Task to complete: Each record is to be copied exactly, with its pictures left behind.

(Dataset rows describing interfaces)
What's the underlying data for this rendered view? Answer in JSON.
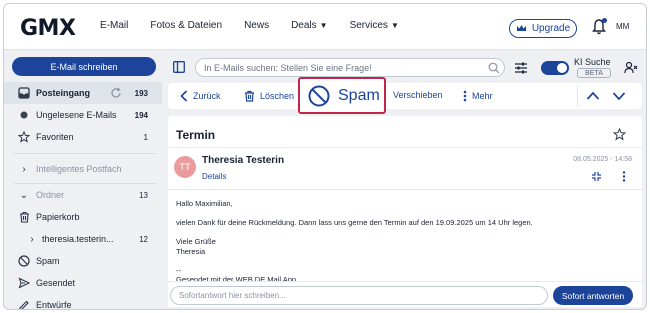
{
  "header": {
    "logo": "GMX",
    "nav": [
      "E-Mail",
      "Fotos & Dateien",
      "News",
      "Deals",
      "Services"
    ],
    "upgrade_label": "Upgrade",
    "avatar_initials": "MM"
  },
  "sidebar": {
    "compose_label": "E-Mail schreiben",
    "items": [
      {
        "label": "Posteingang",
        "count": "193",
        "icon": "inbox-icon"
      },
      {
        "label": "Ungelesene E-Mails",
        "count": "194",
        "icon": "dot-icon"
      },
      {
        "label": "Favoriten",
        "count": "1",
        "icon": "star-icon"
      },
      {
        "label": "Intelligentes Postfach",
        "count": "",
        "icon": "chevron-right-icon"
      },
      {
        "label": "Ordner",
        "count": "13",
        "icon": "chevron-down-icon"
      },
      {
        "label": "Papierkorb",
        "count": "",
        "icon": "trash-icon"
      },
      {
        "label": "theresia.testerin...",
        "count": "12",
        "icon": "chevron-right-icon"
      },
      {
        "label": "Spam",
        "count": "",
        "icon": "spam-icon"
      },
      {
        "label": "Gesendet",
        "count": "",
        "icon": "send-icon"
      },
      {
        "label": "Entwürfe",
        "count": "",
        "icon": "pen-icon"
      }
    ]
  },
  "search": {
    "placeholder": "In E-Mails suchen: Stellen Sie eine Frage!",
    "ki_label": "KI Suche",
    "beta_label": "BETA"
  },
  "toolbar": {
    "back_label": "Zurück",
    "delete_label": "Löschen",
    "spam_label": "Spam",
    "move_label": "Verschieben",
    "more_label": "Mehr"
  },
  "email": {
    "subject": "Termin",
    "sender_initials": "TT",
    "sender": "Theresia Testerin",
    "details_label": "Details",
    "date": "08.05.2025 - 14:58",
    "body": "Hallo Maximilian,\n\nvielen Dank für deine Rückmeldung. Dann lass uns gerne den Termin auf den 19.09.2025 um 14 Uhr legen.\n\nViele Grüße\nTheresia\n\n--\nGesendet mit der WEB.DE Mail App"
  },
  "reply": {
    "placeholder": "Sofortantwort hier schreiben...",
    "send_label": "Sofort antworten"
  },
  "colors": {
    "accent": "#1c449b",
    "highlight": "#c0254a",
    "avatar": "#ea9c9c"
  }
}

Solution for this task:
What's the underlying data for this rendered view? Answer in JSON.
{
  "header": {
    "logo": "GMX",
    "nav": [
      "E-Mail",
      "Fotos & Dateien",
      "News",
      "Deals",
      "Services"
    ],
    "upgrade_label": "Upgrade",
    "avatar_initials": "MM"
  },
  "sidebar": {
    "compose_label": "E-Mail schreiben",
    "items": [
      {
        "label": "Posteingang",
        "count": "193",
        "icon": "inbox-icon"
      },
      {
        "label": "Ungelesene E-Mails",
        "count": "194",
        "icon": "dot-icon"
      },
      {
        "label": "Favoriten",
        "count": "1",
        "icon": "star-icon"
      },
      {
        "label": "Intelligentes Postfach",
        "count": "",
        "icon": "chevron-right-icon"
      },
      {
        "label": "Ordner",
        "count": "13",
        "icon": "chevron-down-icon"
      },
      {
        "label": "Papierkorb",
        "count": "",
        "icon": "trash-icon"
      },
      {
        "label": "theresia.testerin...",
        "count": "12",
        "icon": "chevron-right-icon"
      },
      {
        "label": "Spam",
        "count": "",
        "icon": "spam-icon"
      },
      {
        "label": "Gesendet",
        "count": "",
        "icon": "send-icon"
      },
      {
        "label": "Entwürfe",
        "count": "",
        "icon": "pen-icon"
      }
    ]
  },
  "search": {
    "placeholder": "In E-Mails suchen: Stellen Sie eine Frage!",
    "ki_label": "KI Suche",
    "beta_label": "BETA"
  },
  "toolbar": {
    "back_label": "Zurück",
    "delete_label": "Löschen",
    "spam_label": "Spam",
    "move_label": "Verschieben",
    "more_label": "Mehr"
  },
  "email": {
    "subject": "Termin",
    "sender_initials": "TT",
    "sender": "Theresia Testerin",
    "details_label": "Details",
    "date": "08.05.2025 - 14:58",
    "body": "Hallo Maximilian,\n\nvielen Dank für deine Rückmeldung. Dann lass uns gerne den Termin auf den 19.09.2025 um 14 Uhr legen.\n\nViele Grüße\nTheresia\n\n--\nGesendet mit der WEB.DE Mail App"
  },
  "reply": {
    "placeholder": "Sofortantwort hier schreiben...",
    "send_label": "Sofort antworten"
  },
  "colors": {
    "accent": "#1c449b",
    "highlight": "#c0254a",
    "avatar": "#ea9c9c"
  }
}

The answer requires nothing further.